> [Your instructions]
Go through the material and tally the lines containing the string "true". Give the total alone.

> [Stored data]
□ □ □ □

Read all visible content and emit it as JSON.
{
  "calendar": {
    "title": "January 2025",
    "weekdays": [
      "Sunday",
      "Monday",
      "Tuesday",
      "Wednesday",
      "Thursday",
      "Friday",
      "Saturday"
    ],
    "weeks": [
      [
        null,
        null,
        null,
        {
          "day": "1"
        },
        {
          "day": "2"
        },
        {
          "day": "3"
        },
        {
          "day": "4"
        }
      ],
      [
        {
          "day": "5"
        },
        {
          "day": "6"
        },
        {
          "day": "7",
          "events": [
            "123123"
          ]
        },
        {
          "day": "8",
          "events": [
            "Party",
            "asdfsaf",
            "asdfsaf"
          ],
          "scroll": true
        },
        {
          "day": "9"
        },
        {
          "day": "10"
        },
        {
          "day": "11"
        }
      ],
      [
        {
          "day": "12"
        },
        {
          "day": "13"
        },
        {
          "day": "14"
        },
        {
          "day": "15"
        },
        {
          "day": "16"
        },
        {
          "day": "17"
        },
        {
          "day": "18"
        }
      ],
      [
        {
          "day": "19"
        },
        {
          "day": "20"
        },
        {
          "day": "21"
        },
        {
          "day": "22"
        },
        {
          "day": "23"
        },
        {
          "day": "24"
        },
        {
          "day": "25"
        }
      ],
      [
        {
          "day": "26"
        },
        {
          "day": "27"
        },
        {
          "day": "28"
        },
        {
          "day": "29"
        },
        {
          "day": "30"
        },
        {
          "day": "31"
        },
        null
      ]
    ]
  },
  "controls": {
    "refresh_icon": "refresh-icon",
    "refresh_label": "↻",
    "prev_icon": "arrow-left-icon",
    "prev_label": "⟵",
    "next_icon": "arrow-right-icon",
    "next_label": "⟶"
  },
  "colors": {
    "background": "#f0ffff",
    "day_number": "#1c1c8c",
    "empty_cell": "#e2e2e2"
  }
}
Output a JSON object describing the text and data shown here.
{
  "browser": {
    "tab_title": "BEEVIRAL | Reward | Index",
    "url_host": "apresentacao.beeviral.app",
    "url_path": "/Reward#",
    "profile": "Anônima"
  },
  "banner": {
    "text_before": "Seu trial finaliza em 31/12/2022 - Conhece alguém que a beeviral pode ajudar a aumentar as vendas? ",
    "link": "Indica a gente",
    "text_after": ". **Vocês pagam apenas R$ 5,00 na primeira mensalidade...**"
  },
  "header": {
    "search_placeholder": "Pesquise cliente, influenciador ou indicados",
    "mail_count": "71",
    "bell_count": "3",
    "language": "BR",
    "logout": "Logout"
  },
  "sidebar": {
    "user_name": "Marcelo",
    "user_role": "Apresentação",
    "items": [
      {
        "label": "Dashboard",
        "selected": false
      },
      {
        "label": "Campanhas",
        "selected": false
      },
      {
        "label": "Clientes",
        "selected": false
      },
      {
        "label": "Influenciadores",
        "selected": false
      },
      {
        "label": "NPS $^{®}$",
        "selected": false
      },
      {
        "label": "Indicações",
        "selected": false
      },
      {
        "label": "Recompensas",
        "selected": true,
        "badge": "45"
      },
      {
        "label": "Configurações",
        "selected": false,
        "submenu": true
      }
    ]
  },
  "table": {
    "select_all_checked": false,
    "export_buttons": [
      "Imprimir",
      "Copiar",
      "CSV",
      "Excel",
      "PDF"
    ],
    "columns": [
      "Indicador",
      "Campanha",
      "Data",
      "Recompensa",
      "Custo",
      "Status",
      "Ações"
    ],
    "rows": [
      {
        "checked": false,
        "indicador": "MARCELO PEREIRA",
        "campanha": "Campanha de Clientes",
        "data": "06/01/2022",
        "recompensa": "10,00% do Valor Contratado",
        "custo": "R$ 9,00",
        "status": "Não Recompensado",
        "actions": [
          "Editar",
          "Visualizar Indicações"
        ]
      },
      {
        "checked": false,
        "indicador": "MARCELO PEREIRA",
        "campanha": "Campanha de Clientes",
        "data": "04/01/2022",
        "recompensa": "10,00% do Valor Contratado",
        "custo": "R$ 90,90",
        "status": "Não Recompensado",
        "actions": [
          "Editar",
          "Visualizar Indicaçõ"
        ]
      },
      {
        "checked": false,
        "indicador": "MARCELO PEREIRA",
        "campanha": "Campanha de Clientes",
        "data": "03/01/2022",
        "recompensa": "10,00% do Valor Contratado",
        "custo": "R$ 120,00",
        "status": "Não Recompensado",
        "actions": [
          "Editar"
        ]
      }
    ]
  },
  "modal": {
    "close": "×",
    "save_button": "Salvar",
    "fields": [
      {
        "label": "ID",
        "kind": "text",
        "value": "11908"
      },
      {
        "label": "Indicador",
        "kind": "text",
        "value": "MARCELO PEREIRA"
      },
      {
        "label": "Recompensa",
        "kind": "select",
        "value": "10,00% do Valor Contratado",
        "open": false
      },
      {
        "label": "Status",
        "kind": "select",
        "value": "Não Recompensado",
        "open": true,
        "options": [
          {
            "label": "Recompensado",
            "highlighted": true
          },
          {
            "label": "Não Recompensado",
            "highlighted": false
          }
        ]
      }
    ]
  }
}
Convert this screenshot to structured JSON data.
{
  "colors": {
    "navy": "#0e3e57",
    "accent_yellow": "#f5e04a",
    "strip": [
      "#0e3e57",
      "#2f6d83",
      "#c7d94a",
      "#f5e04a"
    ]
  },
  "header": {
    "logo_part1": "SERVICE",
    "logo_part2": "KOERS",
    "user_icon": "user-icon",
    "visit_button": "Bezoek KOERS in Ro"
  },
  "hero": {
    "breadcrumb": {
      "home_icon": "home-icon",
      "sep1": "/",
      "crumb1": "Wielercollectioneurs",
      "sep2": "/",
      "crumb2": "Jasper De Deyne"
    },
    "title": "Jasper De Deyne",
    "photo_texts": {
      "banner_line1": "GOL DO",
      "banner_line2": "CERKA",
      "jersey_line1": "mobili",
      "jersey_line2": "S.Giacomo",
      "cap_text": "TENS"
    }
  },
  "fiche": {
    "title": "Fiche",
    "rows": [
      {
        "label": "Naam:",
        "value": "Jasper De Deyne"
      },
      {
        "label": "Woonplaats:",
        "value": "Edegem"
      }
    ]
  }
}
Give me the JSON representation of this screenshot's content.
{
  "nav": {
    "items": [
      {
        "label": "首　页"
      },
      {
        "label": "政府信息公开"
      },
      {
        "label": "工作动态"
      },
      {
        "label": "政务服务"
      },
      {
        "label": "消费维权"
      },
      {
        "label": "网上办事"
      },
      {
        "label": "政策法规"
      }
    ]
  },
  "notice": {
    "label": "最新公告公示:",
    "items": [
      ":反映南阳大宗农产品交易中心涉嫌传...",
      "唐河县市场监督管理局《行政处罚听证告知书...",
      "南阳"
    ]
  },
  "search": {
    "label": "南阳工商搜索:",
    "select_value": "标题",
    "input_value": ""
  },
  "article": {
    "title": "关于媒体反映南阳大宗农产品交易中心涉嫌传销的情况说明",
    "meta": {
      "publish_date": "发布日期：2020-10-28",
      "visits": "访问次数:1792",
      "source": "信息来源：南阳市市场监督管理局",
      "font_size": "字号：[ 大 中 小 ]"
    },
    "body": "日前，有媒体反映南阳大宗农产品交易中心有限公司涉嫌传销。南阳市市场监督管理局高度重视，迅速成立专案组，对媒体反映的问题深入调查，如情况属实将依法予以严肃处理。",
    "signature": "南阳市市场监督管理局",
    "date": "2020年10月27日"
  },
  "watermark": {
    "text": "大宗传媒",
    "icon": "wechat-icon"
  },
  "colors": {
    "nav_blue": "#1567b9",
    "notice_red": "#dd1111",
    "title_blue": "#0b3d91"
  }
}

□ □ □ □

> [Task response]
5